Data to use:
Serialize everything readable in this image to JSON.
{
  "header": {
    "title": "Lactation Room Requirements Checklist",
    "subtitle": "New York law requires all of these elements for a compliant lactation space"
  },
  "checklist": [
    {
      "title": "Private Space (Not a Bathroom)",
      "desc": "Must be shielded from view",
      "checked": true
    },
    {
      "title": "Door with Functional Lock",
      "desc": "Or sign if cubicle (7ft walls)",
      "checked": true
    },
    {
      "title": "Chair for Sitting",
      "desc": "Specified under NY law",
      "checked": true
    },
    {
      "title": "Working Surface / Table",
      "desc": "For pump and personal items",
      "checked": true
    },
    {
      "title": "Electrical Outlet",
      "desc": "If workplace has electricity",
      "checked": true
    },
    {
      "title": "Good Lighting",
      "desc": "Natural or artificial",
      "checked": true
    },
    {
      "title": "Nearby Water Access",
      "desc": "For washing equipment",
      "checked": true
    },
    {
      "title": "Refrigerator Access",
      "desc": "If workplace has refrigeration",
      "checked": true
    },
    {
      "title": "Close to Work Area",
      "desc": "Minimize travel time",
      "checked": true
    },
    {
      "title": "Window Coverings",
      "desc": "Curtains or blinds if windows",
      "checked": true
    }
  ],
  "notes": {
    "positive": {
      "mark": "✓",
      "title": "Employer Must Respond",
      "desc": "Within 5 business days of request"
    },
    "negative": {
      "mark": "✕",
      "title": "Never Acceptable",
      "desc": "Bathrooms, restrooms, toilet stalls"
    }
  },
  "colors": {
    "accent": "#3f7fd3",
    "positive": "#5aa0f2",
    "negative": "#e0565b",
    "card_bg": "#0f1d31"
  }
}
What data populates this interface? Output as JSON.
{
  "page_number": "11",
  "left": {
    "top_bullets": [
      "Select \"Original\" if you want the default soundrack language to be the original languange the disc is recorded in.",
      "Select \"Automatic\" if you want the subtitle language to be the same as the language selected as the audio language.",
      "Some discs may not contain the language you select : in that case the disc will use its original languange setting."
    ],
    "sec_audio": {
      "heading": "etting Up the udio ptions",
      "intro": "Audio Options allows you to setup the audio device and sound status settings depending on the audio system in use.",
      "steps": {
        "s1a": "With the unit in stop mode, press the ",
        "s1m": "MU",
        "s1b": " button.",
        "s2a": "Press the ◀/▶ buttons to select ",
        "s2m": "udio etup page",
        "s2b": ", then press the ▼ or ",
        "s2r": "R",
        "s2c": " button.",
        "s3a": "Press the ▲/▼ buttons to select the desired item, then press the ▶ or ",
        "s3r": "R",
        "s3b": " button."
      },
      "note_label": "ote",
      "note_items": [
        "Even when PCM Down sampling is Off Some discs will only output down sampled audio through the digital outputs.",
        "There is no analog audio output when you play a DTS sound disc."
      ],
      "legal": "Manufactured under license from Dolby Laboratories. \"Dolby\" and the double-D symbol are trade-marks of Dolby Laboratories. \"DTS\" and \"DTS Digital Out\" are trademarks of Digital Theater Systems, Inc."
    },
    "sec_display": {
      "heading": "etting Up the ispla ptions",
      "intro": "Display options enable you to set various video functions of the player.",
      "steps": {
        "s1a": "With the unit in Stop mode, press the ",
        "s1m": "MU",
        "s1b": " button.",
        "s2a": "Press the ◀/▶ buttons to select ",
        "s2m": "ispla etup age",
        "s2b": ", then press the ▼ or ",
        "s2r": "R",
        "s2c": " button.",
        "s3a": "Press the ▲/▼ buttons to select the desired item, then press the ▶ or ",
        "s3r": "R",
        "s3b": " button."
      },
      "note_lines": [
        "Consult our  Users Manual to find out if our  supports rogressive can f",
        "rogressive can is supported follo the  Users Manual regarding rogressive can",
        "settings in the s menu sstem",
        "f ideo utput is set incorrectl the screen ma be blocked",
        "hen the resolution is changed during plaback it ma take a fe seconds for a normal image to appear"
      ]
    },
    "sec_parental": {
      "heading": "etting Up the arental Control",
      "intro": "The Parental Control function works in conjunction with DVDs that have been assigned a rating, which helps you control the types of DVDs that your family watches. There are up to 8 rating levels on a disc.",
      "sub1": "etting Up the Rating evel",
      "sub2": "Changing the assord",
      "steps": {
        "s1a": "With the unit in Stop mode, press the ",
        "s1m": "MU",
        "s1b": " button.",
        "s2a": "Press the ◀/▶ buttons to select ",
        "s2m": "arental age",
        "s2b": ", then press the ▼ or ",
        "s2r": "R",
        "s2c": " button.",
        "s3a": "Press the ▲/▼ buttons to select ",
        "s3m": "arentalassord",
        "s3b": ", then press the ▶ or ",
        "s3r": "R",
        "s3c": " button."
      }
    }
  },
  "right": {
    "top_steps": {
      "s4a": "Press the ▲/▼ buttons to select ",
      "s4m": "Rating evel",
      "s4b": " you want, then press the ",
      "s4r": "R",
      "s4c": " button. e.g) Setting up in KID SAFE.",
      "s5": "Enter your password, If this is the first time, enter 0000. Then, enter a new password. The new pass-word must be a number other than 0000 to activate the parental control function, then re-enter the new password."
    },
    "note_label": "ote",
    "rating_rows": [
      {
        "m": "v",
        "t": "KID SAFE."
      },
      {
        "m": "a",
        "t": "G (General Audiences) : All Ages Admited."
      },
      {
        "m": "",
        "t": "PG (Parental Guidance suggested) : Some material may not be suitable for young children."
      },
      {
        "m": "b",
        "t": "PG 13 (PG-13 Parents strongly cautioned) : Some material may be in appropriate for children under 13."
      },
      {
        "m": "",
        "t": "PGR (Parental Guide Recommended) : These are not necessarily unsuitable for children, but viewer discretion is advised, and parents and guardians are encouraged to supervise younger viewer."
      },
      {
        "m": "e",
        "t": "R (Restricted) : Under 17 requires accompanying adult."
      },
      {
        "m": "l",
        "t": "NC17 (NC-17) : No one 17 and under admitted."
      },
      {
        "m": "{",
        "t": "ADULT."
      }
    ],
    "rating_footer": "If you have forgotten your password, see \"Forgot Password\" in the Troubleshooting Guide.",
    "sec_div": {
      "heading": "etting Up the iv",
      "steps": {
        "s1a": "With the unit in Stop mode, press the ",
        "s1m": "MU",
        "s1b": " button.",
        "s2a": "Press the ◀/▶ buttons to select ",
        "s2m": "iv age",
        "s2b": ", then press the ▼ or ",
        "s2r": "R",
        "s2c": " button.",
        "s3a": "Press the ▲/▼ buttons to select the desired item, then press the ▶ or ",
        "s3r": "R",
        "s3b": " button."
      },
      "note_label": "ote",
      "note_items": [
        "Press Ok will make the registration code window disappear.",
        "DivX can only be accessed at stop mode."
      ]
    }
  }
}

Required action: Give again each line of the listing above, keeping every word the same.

Worked solution:
Serialize everything readable in this image to JSON.
{
  "header": {
    "title": "Lactation Room Requirements Checklist",
    "subtitle": "New York law requires all of these elements for a compliant lactation space"
  },
  "checklist": [
    {
      "title": "Private Space (Not a Bathroom)",
      "desc": "Must be shielded from view",
      "checked": true
    },
    {
      "title": "Door with Functional Lock",
      "desc": "Or sign if cubicle (7ft walls)",
      "checked": true
    },
    {
      "title": "Chair for Sitting",
      "desc": "Specified under NY law",
      "checked": true
    },
    {
      "title": "Working Surface / Table",
      "desc": "For pump and personal items",
      "checked": true
    },
    {
      "title": "Electrical Outlet",
      "desc": "If workplace has electricity",
      "checked": true
    },
    {
      "title": "Good Lighting",
      "desc": "Natural or artificial",
      "checked": true
    },
    {
      "title": "Nearby Water Access",
      "desc": "For washing equipment",
      "checked": true
    },
    {
      "title": "Refrigerator Access",
      "desc": "If workplace has refrigeration",
      "checked": true
    },
    {
      "title": "Close to Work Area",
      "desc": "Minimize travel time",
      "checked": true
    },
    {
      "title": "Window Coverings",
      "desc": "Curtains or blinds if windows",
      "checked": true
    }
  ],
  "notes": {
    "positive": {
      "mark": "✓",
      "title": "Employer Must Respond",
      "desc": "Within 5 business days of request"
    },
    "negative": {
      "mark": "✕",
      "title": "Never Acceptable",
      "desc": "Bathrooms, restrooms, toilet stalls"
    }
  },
  "colors": {
    "accent": "#3f7fd3",
    "positive": "#5aa0f2",
    "negative": "#e0565b",
    "card_bg": "#0f1d31"
  }
}
What data populates this interface? Output as JSON.
{
  "page_number": "11",
  "left": {
    "top_bullets": [
      "Select \"Original\" if you want the default soundrack language to be the original languange the disc is recorded in.",
      "Select \"Automatic\" if you want the subtitle language to be the same as the language selected as the audio language.",
      "Some discs may not contain the language you select : in that case the disc will use its original languange setting."
    ],
    "sec_audio": {
      "heading": "etting Up the udio ptions",
      "intro": "Audio Options allows you to setup the audio device and sound status settings depending on the audio system in use.",
      "steps": {
        "s1a": "With the unit in stop mode, press the ",
        "s1m": "MU",
        "s1b": " button.",
        "s2a": "Press the ◀/▶ buttons to select ",
        "s2m": "udio etup page",
        "s2b": ", then press the ▼ or ",
        "s2r": "R",
        "s2c": " button.",
        "s3a": "Press the ▲/▼ buttons to select the desired item, then press the ▶ or ",
        "s3r": "R",
        "s3b": " button."
      },
      "note_label": "ote",
      "note_items": [
        "Even when PCM Down sampling is Off Some discs will only output down sampled audio through the digital outputs.",
        "There is no analog audio output when you play a DTS sound disc."
      ],
      "legal": "Manufactured under license from Dolby Laboratories. \"Dolby\" and the double-D symbol are trade-marks of Dolby Laboratories. \"DTS\" and \"DTS Digital Out\" are trademarks of Digital Theater Systems, Inc."
    },
    "sec_display": {
      "heading": "etting Up the ispla ptions",
      "intro": "Display options enable you to set various video functions of the player.",
      "steps": {
        "s1a": "With the unit in Stop mode, press the ",
        "s1m": "MU",
        "s1b": " button.",
        "s2a": "Press the ◀/▶ buttons to select ",
        "s2m": "ispla etup age",
        "s2b": ", then press the ▼ or ",
        "s2r": "R",
        "s2c": " button.",
        "s3a": "Press the ▲/▼ buttons to select the desired item, then press the ▶ or ",
        "s3r": "R",
        "s3b": " button."
      },
      "note_lines": [
        "Consult our  Users Manual to find out if our  supports rogressive can f",
        "rogressive can is supported follo the  Users Manual regarding rogressive can",
        "settings in the s menu sstem",
        "f ideo utput is set incorrectl the screen ma be blocked",
        "hen the resolution is changed during plaback it ma take a fe seconds for a normal image to appear"
      ]
    },
    "sec_parental": {
      "heading": "etting Up the arental Control",
      "intro": "The Parental Control function works in conjunction with DVDs that have been assigned a rating, which helps you control the types of DVDs that your family watches. There are up to 8 rating levels on a disc.",
      "sub1": "etting Up the Rating evel",
      "sub2": "Changing the assord",
      "steps": {
        "s1a": "With the unit in Stop mode, press the ",
        "s1m": "MU",
        "s1b": " button.",
        "s2a": "Press the ◀/▶ buttons to select ",
        "s2m": "arental age",
        "s2b": ", then press the ▼ or ",
        "s2r": "R",
        "s2c": " button.",
        "s3a": "Press the ▲/▼ buttons to select ",
        "s3m": "arentalassord",
        "s3b": ", then press the ▶ or ",
        "s3r": "R",
        "s3c": " button."
      }
    }
  },
  "right": {
    "top_steps": {
      "s4a": "Press the ▲/▼ buttons to select ",
      "s4m": "Rating evel",
      "s4b": " you want, then press the ",
      "s4r": "R",
      "s4c": " button. e.g) Setting up in KID SAFE.",
      "s5": "Enter your password, If this is the first time, enter 0000. Then, enter a new password. The new pass-word must be a number other than 0000 to activate the parental control function, then re-enter the new password."
    },
    "note_label": "ote",
    "rating_rows": [
      {
        "m": "v",
        "t": "KID SAFE."
      },
      {
        "m": "a",
        "t": "G (General Audiences) : All Ages Admited."
      },
      {
        "m": "",
        "t": "PG (Parental Guidance suggested) : Some material may not be suitable for young children."
      },
      {
        "m": "b",
        "t": "PG 13 (PG-13 Parents strongly cautioned) : Some material may be in appropriate for children under 13."
      },
      {
        "m": "",
        "t": "PGR (Parental Guide Recommended) : These are not necessarily unsuitable for children, but viewer discretion is advised, and parents and guardians are encouraged to supervise younger viewer."
      },
      {
        "m": "e",
        "t": "R (Restricted) : Under 17 requires accompanying adult."
      },
      {
        "m": "l",
        "t": "NC17 (NC-17) : No one 17 and under admitted."
      },
      {
        "m": "{",
        "t": "ADULT."
      }
    ],
    "rating_footer": "If you have forgotten your password, see \"Forgot Password\" in the Troubleshooting Guide.",
    "sec_div": {
      "heading": "etting Up the iv",
      "steps": {
        "s1a": "With the unit in Stop mode, press the ",
        "s1m": "MU",
        "s1b": " button.",
        "s2a": "Press the ◀/▶ buttons to select ",
        "s2m": "iv age",
        "s2b": ", then press the ▼ or ",
        "s2r": "R",
        "s2c": " button.",
        "s3a": "Press the ▲/▼ buttons to select the desired item, then press the ▶ or ",
        "s3r": "R",
        "s3b": " button."
      },
      "note_label": "ote",
      "note_items": [
        "Press Ok will make the registration code window disappear.",
        "DivX can only be accessed at stop mode."
      ]
    }
  }
}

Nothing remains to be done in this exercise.